Deb has been involved with the GoGirl Academy for about a year now; this company helps women be more successful through empowering them. Deb told me the Academy’s curriculum focuses on “three groups of women, those just starting their careers, those ready to make a big move ahead (like pursuing a promotion) and those ready to do a little reinvention by transitioning to a new field, starting their own business or reentering the workforce. It's not just for young women.” Deb is a member of the organization's Leadership Council and teaches its personal branding class. Deb really believes it’s important to think careful about what associations individuals have with companies and organizations, as those associations influence your reputation.
Deb's work with personal branding reminded me of the critique of the term last year by a few of my colleagues in social media land, especially in the context of a post about Scott Monty written by Josh Hyatt on
Josh’s article has caused a lot of controversy because Scott Monty, head of social media at Ford, was featured in the piece. To some, the post appears to paint Scott Monty as an egotist, and because a lot of fans of Monty have so much respect for him many people criticized Josh's article.  I had written about the post, and thought the critics were incorrect, and the error was just a matter of readability on the article. But the reason I bring up this post is that so many people thought the term personal branding was bad to use because it may imply to some people that you are self promotional.
In chatting with Deb about personal branding, I thought we were in agreement that the term is an effort on the part of an individual to think carefully about what your own relationships say about you to the world, rather than an attempt at ego-building. Deb thought that entrepreneurs can benefit when it comes to personal branding, and that it’s “particularly important for entrepreneurs who don't have any other brand to leverage for credibility than their own and those they can bring into the business like Board of Advisor members or high-profile partners from whom where the start-up can borrow some of that brand credibility.”

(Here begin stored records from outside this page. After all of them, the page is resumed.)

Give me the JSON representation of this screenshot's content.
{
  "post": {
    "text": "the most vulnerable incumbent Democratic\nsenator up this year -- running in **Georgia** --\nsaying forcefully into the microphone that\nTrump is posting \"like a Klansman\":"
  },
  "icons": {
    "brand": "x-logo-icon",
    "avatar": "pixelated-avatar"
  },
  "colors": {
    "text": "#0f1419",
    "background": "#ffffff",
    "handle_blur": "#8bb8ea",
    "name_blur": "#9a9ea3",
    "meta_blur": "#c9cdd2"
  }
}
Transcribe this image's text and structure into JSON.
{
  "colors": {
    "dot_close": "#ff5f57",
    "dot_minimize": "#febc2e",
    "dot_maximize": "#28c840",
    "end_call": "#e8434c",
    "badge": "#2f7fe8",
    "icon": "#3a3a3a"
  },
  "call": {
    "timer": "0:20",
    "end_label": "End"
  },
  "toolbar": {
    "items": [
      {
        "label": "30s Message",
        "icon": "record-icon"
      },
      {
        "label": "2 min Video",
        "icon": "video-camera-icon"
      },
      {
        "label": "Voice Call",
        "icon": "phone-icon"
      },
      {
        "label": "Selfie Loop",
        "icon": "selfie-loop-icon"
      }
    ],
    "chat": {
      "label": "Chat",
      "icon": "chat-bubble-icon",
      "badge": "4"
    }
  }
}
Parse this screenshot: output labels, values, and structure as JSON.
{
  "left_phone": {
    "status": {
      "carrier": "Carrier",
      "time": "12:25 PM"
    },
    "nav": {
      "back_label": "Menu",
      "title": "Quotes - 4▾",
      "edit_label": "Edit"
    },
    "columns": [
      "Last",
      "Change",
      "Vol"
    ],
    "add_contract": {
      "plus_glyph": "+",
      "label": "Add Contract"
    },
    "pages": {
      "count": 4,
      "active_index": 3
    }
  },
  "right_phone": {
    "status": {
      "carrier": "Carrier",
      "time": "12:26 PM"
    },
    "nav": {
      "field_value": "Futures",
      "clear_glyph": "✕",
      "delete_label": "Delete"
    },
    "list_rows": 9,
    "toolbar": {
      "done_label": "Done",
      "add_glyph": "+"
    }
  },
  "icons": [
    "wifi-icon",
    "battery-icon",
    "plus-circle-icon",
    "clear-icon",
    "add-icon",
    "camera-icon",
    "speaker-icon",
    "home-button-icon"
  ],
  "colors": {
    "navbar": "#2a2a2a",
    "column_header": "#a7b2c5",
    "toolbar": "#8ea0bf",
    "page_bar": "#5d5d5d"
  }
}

 One aspect of becoming a freelance that shows Deb's humility was the advice she gives to people who are starting their own freelance business, to anyone thinking of forming their own business who is now working at a large company, Deb said. “Make sure you know how to solve your own technology issues. Don't rely on the IT department so much!”
Deb recently started writing her own blog, and is focusing her content on her thoughts about what’s happening in marketing, communications, nonprofits, and entrepreneurs. Take some time to read some of Deb’s posts, comment, and give her your feedback!